As long as I can stay mentally alert–inquiring, curious, wondering–I want to keep going and sharing what is learned along the way.
In the pages under this menu, there will be postings of what, when, where, how, and why to accomplish certain things. Ambitious? Yes.
May I be timely.–A Yellow Canary
Top Ten Tips to Avoid Structural Mold from Spring Flooding
FOR IMMEDIATE RELEASE
Nonprofit Contact Person: Doug Hoffman
877.251.2296 ext. 876 email@example.com
April 22, 2013 (Abita Springs, LA)
A few simple steps can save property owners thousands of dollars of damage due to structural mold growth, according to Doug Hoffman, executive director of the National Organization of Remediators and Mold Inspectors (www.NORMI.org), a nonprofit organization involved in providing training and certifications for mold and indoor air quality professionals.
Taking the necessary steps to avoid structural mold growth will not only preserve the integrity of a building but also the health of its occupants, further explains Kurt and Lee Ann Billings, authors
of the book MOLD: The War Within, which details lessons learned from Katrina.

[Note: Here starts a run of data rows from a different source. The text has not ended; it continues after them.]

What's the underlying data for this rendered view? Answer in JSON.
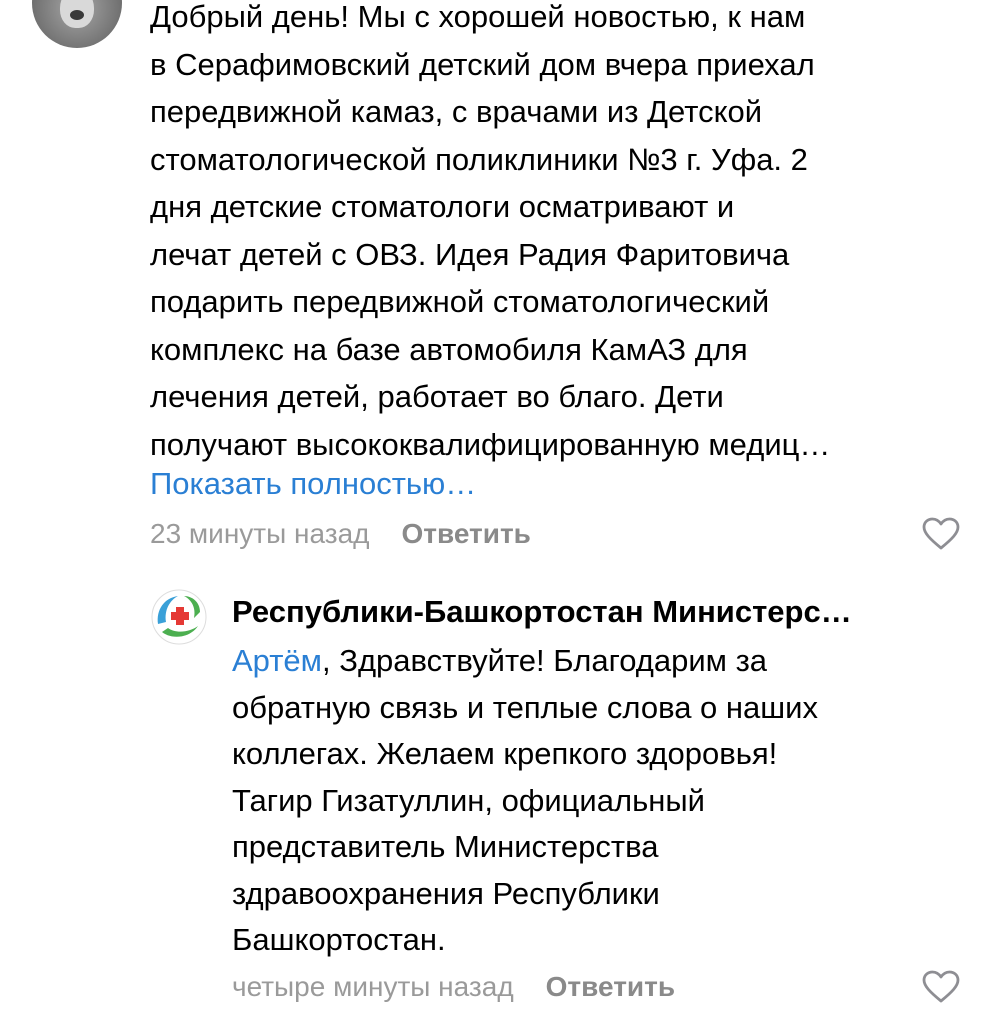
{
  "comment": {
    "text_lines": "Добрый день! Мы с хорошей новостью, к нам\nв Серафимовский детский дом вчера приехал\nпередвижной камаз, с врачами из Детской\nстоматологической поликлиники №3 г. Уфа. 2\nдня детские стоматологи осматривают и\nлечат детей с ОВЗ. Идея Радия Фаритовича\nподарить передвижной стоматологический\nкомплекс на базе автомобиля КамАЗ для\nлечения детей, работает во благо. Дети\nполучают высококвалифицированную медиц…",
    "show_full_label": "Показать полностью…",
    "time": "23 минуты назад",
    "reply_label": "Ответить",
    "like_icon": "heart-outline-icon"
  },
  "reply": {
    "author": "Республики-Башкортостан Министерс…",
    "mention": "Артём",
    "text_lines": ", Здравствуйте! Благодарим за\nобратную связь и теплые слова о наших\nколлегах. Желаем крепкого здоровья!\nТагир Гизатуллин, официальный\nпредставитель Министерства\nздравоохранения Республики\nБашкортостан.",
    "time": "четыре минуты назад",
    "reply_label": "Ответить",
    "like_icon": "heart-outline-icon"
  },
  "colors": {
    "link": "#2a7fd4",
    "muted": "#9a9a9a",
    "reply_button": "#8a8a8a",
    "logo_green": "#4caf50",
    "logo_red": "#e53935"
  }
}
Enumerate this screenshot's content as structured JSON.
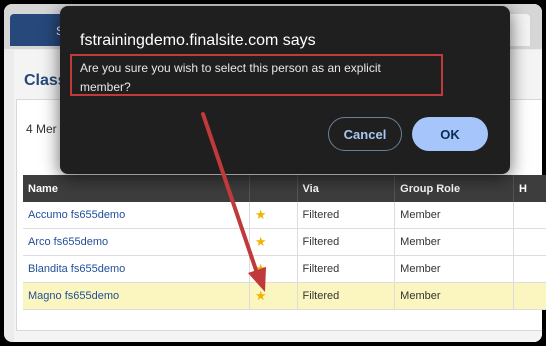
{
  "background": {
    "tab_label": "S",
    "page_heading": "Class",
    "member_count": "4 Mer"
  },
  "table": {
    "headers": [
      "Name",
      "",
      "Via",
      "Group Role",
      "H"
    ],
    "rows": [
      {
        "name": "Accumo fs655demo",
        "via": "Filtered",
        "role": "Member"
      },
      {
        "name": "Arco fs655demo",
        "via": "Filtered",
        "role": "Member"
      },
      {
        "name": "Blandita fs655demo",
        "via": "Filtered",
        "role": "Member"
      },
      {
        "name": "Magno fs655demo",
        "via": "Filtered",
        "role": "Member"
      }
    ]
  },
  "dialog": {
    "title": "fstrainingdemo.finalsite.com says",
    "message": "Are you sure you wish to select this person as an explicit member?",
    "cancel_label": "Cancel",
    "ok_label": "OK"
  },
  "colors": {
    "annotation": "#c0393b",
    "highlight_row": "#fbf6c0",
    "link": "#1f4e9a"
  },
  "icons": {
    "star": "star-icon"
  }
}
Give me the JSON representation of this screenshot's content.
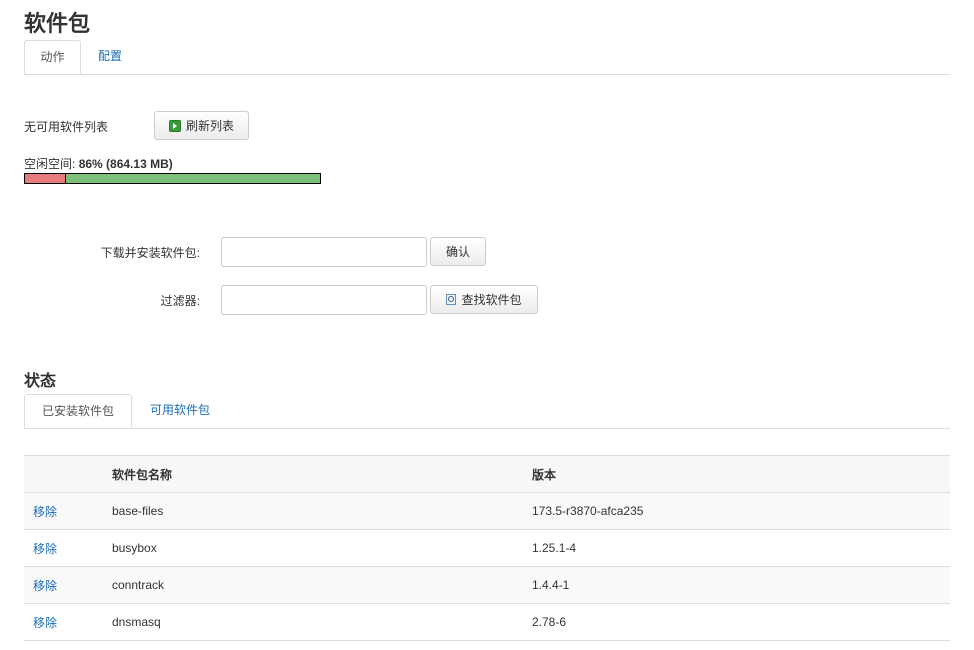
{
  "page": {
    "title": "软件包"
  },
  "tabs": [
    {
      "label": "动作",
      "active": true
    },
    {
      "label": "配置",
      "active": false
    }
  ],
  "actions": {
    "no_list_text": "无可用软件列表",
    "refresh_label": "刷新列表",
    "free_space_label": "空闲空间:",
    "free_space_value": "86% (864.13 MB)",
    "free_fraction": 0.86
  },
  "install": {
    "label": "下载并安装软件包:",
    "value": "",
    "confirm_label": "确认"
  },
  "filter": {
    "label": "过滤器:",
    "value": "",
    "search_label": "查找软件包"
  },
  "status": {
    "title": "状态",
    "tabs": [
      {
        "label": "已安装软件包",
        "active": true
      },
      {
        "label": "可用软件包",
        "active": false
      }
    ],
    "table": {
      "headers": [
        "",
        "软件包名称",
        "版本"
      ],
      "rows": [
        {
          "action": "移除",
          "name": "base-files",
          "version": "173.5-r3870-afca235"
        },
        {
          "action": "移除",
          "name": "busybox",
          "version": "1.25.1-4"
        },
        {
          "action": "移除",
          "name": "conntrack",
          "version": "1.4.4-1"
        },
        {
          "action": "移除",
          "name": "dnsmasq",
          "version": "2.78-6"
        }
      ]
    }
  },
  "colors": {
    "link": "#1a6eb5",
    "used": "#e77b7b",
    "free": "#7cc07c"
  }
}
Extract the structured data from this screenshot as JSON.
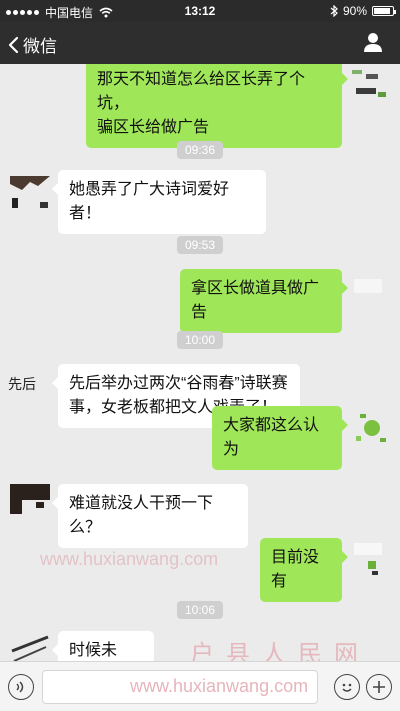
{
  "status_bar": {
    "carrier": "中国电信",
    "time": "13:12",
    "battery": "90%",
    "battery_level": 0.9,
    "icons": [
      "signal-dots-icon",
      "wifi-icon",
      "bluetooth-icon",
      "battery-icon"
    ]
  },
  "nav": {
    "back_label": "微信",
    "icons": [
      "chevron-left-icon",
      "contact-icon"
    ]
  },
  "messages": [
    {
      "type": "outgoing",
      "text_lines": [
        "那天不知道怎么给区长弄了个坑，",
        "骗区长给做广告"
      ]
    },
    {
      "type": "time",
      "text": "09:36"
    },
    {
      "type": "incoming",
      "text_lines": [
        "她愚弄了广大诗词爱好者！"
      ]
    },
    {
      "type": "time",
      "text": "09:53"
    },
    {
      "type": "outgoing",
      "text_lines": [
        "拿区长做道具做广告"
      ]
    },
    {
      "type": "time",
      "text": "10:00"
    },
    {
      "type": "incoming",
      "avatar_text": "先后",
      "text_lines": [
        "先后举办过两次“谷雨春”诗联赛",
        "事，女老板都把文人戏弄了！"
      ]
    },
    {
      "type": "outgoing",
      "text_lines": [
        "大家都这么认为"
      ]
    },
    {
      "type": "incoming",
      "text_lines": [
        "难道就没人干预一下么？"
      ]
    },
    {
      "type": "outgoing",
      "text_lines": [
        "目前没有"
      ]
    },
    {
      "type": "time",
      "text": "10:06"
    },
    {
      "type": "incoming",
      "text_lines": [
        "时候未到。"
      ]
    }
  ],
  "watermarks": {
    "url": "www.huxianwang.com",
    "brand": "户县人民网",
    "input_url": "www.huxianwang.com"
  },
  "input_bar": {
    "icons": [
      "voice-icon",
      "emoji-icon",
      "plus-icon"
    ]
  },
  "colors": {
    "outgoing_bubble": "#9fe658",
    "incoming_bubble": "#ffffff",
    "nav_background": "#2e2e2e",
    "chat_background": "#ebebeb"
  }
}
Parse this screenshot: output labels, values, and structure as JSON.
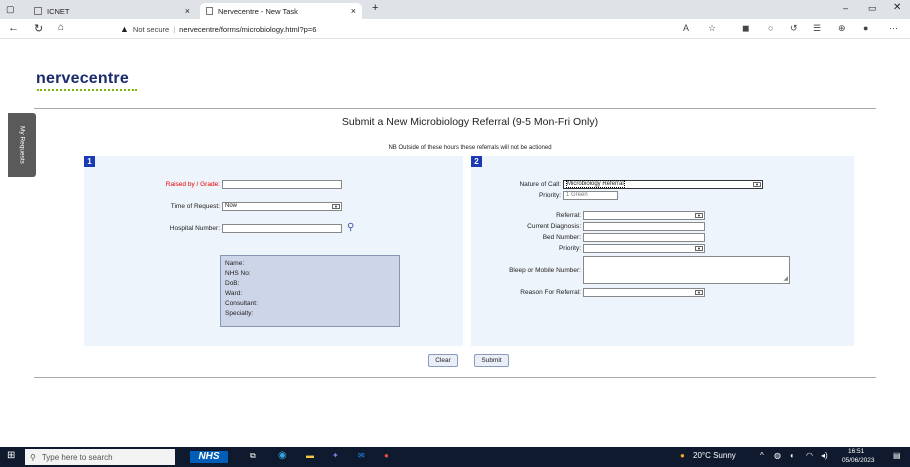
{
  "browser": {
    "tabs": [
      {
        "label": "ICNET"
      },
      {
        "label": "Nervecentre - New Task"
      }
    ],
    "address": {
      "security": "Not secure",
      "url": "nervecentre/forms/microbiology.html?p=6"
    }
  },
  "logo": "nervecentre",
  "side_tab": "My Requests",
  "page": {
    "title": "Submit a New Microbiology Referral (9-5 Mon-Fri Only)",
    "subtitle": "NB Outside of these hours these referrals will not be actioned"
  },
  "section1": {
    "number": "1",
    "raised_by_label": "Raised by / Grade:",
    "time_label": "Time of Request:",
    "time_value": "Now",
    "hospital_label": "Hospital Number:",
    "patient": {
      "name": "Name:",
      "nhs": "NHS No:",
      "dob": "DoB:",
      "ward": "Ward:",
      "consultant": "Consultant:",
      "specialty": "Specialty:"
    }
  },
  "section2": {
    "number": "2",
    "nature_label": "Nature of Call:",
    "nature_value": "Microbiology Referral",
    "priority_label": "Priority:",
    "priority_value": "1 Green",
    "referral_label": "Referral:",
    "diagnosis_label": "Current Diagnosis:",
    "bed_label": "Bed Number:",
    "priority2_label": "Priority:",
    "bleep_label": "Bleep or Mobile Number:",
    "reason_label": "Reason For Referral:"
  },
  "buttons": {
    "clear": "Clear",
    "submit": "Submit"
  },
  "taskbar": {
    "search_placeholder": "Type here to search",
    "nhs": "NHS",
    "weather": "20°C  Sunny",
    "time": "16:51",
    "date": "05/06/2023"
  }
}
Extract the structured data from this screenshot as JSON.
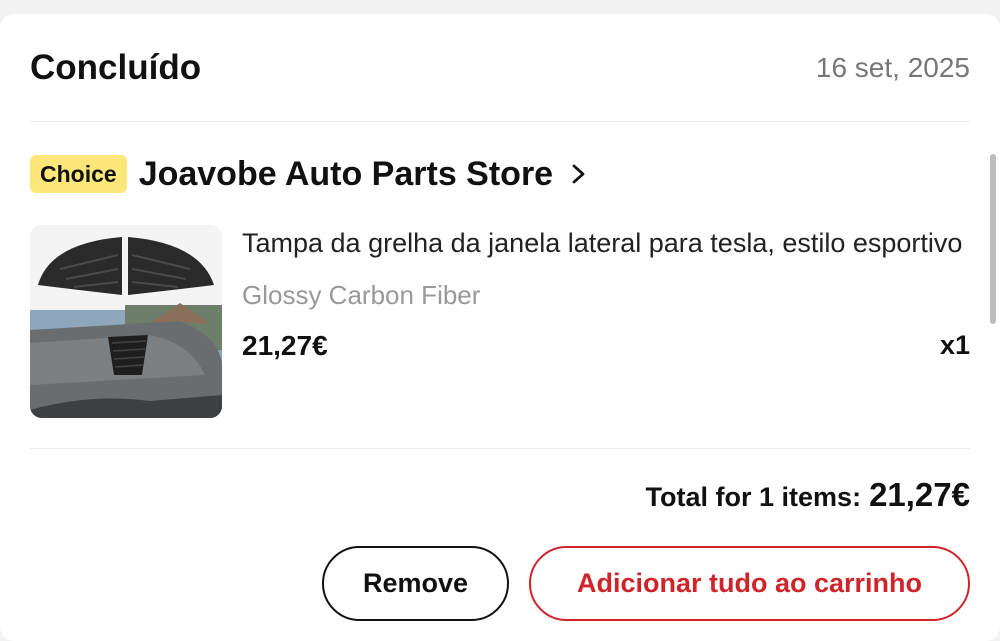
{
  "order": {
    "status": "Concluído",
    "date": "16 set, 2025"
  },
  "store": {
    "badge": "Choice",
    "name": "Joavobe Auto Parts Store",
    "chevron_icon": "chevron-right-icon"
  },
  "item": {
    "title": "Tampa da grelha da janela lateral para tesla, estilo esportivo",
    "variant": "Glossy Carbon Fiber",
    "price": "21,27€",
    "quantity": "x1",
    "image_icon": "product-image"
  },
  "summary": {
    "total_label": "Total for 1 items:",
    "total_value": "21,27€"
  },
  "actions": {
    "remove_label": "Remove",
    "add_all_label": "Adicionar tudo ao carrinho"
  },
  "colors": {
    "badge_bg": "#fde77a",
    "accent_red": "#d0242b",
    "muted_text": "#999999"
  }
}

Disaster area residents must be proactive, act quickly, and use proper personal protection equipment when implementing the following ten steps:
- Remove any standing water-use a pump or a wet vac.
- Remove wet carpets, rugs, draperies and personal belongings. Clear mud and debris from floors and foundation walls to allow the subflooring and foundation to dry.
- Remove and discard water-saturated sheetrock and insulation-18 inches above the highest watermark to increase structural drying. Remove water-damaged flexible ductwork.
- Remove all mold growth on remaining structural building materials-by mechanical means or complete removal if necessary. The easiest and most effective way to initially clean mold from structural building materials is with the use of a commercial wet/dry HEPA vacuum, followed by wiping, scrubbing, scrapping or sanding for complete removal.
- Don’t use bleach to clean mold-it is an effective sanitizer but will not remove mold at its “root”. The mold will look like its gone but it won’t be.
- Use sanitizers-on any portion of the structure contaminated by sewage or flood waters.
- Dry the structure out as quickly as possible-as structural mold will begin to form in the first 24-48 hours. As soon as the above removal steps are completed, turn up the heat, circulate the air with fans, and use a dehumidifier to keep the indoor humidity below 60 percent. Hot, dry air dries things faster than cold moist air. If there’s no electricity, open windows and doors to get air moving to speed up the drying process.
- Check your attic-undetected roof leaks can become big structural mold problems later.
- Inspect windows on the outside of the structure-check for damaged caulking and seals that could lead to future water leaks.
- Don’t seal it up until its dry-siding, sheetrock, and flooring repairs should be done only after the substrates are completely dry. Confirm moisture content by using a moisture meter.
For more information on water damage and flood resources, please see www.Flood.NORMI.org or to locate a certified mold inspector or remediator in your area, log onto www.normipro.com or call 1.877.251.2296.